• [Excerpted data]:
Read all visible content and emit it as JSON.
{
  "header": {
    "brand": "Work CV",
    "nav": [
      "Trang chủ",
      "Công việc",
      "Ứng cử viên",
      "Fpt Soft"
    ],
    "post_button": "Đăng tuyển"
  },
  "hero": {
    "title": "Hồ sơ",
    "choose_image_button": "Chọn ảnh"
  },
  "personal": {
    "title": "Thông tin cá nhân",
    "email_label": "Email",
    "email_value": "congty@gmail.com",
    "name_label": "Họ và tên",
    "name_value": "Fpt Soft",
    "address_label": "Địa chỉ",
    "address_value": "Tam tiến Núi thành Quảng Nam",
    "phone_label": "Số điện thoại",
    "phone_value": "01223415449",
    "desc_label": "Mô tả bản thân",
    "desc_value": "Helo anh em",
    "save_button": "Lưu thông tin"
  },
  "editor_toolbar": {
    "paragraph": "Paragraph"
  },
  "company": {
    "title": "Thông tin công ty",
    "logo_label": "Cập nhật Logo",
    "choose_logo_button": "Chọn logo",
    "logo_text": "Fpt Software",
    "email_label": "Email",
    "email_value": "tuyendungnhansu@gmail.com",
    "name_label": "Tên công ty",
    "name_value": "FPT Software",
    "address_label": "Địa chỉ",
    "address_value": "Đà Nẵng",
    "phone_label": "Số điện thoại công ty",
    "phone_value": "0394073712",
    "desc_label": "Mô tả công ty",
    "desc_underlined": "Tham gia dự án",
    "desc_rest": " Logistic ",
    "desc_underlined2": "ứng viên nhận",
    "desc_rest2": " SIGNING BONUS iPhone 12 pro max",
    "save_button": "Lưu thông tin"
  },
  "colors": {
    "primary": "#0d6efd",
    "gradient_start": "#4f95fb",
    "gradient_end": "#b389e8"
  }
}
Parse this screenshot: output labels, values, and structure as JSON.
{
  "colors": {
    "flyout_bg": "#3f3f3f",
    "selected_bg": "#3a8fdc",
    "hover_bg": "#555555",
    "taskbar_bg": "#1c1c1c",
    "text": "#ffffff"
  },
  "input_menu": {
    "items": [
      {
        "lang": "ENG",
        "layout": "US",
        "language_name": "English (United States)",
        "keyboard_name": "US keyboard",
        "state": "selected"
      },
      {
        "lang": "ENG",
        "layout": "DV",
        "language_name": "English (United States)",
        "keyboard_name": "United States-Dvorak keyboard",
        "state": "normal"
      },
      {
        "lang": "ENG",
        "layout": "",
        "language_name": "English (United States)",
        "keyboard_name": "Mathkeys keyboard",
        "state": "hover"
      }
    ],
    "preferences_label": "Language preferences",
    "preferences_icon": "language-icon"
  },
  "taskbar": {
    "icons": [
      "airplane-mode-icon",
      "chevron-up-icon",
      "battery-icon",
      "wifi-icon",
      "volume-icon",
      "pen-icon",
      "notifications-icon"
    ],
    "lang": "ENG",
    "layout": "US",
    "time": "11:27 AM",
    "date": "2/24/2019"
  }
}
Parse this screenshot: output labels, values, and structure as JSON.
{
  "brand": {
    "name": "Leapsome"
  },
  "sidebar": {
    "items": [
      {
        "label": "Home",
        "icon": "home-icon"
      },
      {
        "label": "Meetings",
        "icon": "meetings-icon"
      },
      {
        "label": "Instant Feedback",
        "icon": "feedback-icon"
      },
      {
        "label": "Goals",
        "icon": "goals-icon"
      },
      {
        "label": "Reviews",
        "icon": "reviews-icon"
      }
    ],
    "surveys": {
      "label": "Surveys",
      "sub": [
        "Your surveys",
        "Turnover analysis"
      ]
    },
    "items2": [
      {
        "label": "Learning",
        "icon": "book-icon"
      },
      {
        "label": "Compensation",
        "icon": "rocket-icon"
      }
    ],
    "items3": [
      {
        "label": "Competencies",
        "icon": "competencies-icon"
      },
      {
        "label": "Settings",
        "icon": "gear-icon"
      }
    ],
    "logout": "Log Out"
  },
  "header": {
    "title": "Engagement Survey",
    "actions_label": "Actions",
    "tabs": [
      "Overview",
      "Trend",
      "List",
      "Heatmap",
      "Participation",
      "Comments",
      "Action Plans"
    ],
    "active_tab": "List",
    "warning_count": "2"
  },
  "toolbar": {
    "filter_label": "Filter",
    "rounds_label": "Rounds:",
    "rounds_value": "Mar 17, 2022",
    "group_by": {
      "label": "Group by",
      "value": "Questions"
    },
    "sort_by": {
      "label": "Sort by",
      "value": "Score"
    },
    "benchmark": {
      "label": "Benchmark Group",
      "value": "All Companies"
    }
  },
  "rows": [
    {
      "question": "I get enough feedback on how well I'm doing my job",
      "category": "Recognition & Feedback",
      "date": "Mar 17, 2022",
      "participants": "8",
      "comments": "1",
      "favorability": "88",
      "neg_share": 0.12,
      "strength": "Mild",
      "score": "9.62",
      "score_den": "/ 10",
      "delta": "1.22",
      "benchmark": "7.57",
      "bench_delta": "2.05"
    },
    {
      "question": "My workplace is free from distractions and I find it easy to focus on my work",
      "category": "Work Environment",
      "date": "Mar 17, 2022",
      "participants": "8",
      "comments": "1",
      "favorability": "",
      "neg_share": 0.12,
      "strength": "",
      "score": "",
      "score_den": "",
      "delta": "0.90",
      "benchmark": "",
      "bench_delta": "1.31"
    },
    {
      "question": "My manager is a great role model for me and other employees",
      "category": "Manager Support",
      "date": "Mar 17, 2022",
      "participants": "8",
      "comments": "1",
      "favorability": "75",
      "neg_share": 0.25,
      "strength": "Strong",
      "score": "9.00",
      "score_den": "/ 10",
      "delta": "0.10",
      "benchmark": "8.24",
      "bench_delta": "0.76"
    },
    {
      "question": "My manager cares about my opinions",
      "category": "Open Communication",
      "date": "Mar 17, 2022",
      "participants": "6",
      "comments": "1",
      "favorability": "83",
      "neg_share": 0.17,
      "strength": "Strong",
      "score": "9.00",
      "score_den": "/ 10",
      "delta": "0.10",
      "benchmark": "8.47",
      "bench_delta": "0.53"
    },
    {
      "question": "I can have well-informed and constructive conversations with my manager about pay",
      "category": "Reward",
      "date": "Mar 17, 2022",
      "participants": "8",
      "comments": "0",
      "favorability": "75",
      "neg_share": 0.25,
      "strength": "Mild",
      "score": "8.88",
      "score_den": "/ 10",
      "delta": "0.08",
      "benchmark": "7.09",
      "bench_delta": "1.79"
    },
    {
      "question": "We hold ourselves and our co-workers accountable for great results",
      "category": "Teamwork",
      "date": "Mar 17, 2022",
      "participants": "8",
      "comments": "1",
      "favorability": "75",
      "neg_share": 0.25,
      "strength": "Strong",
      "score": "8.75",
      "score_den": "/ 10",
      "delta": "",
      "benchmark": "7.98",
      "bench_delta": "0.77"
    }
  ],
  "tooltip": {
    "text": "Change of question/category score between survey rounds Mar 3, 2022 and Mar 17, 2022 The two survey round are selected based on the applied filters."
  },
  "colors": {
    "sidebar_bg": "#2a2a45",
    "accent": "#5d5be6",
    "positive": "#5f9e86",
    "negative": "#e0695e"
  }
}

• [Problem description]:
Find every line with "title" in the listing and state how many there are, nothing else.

• [Task solution]:
4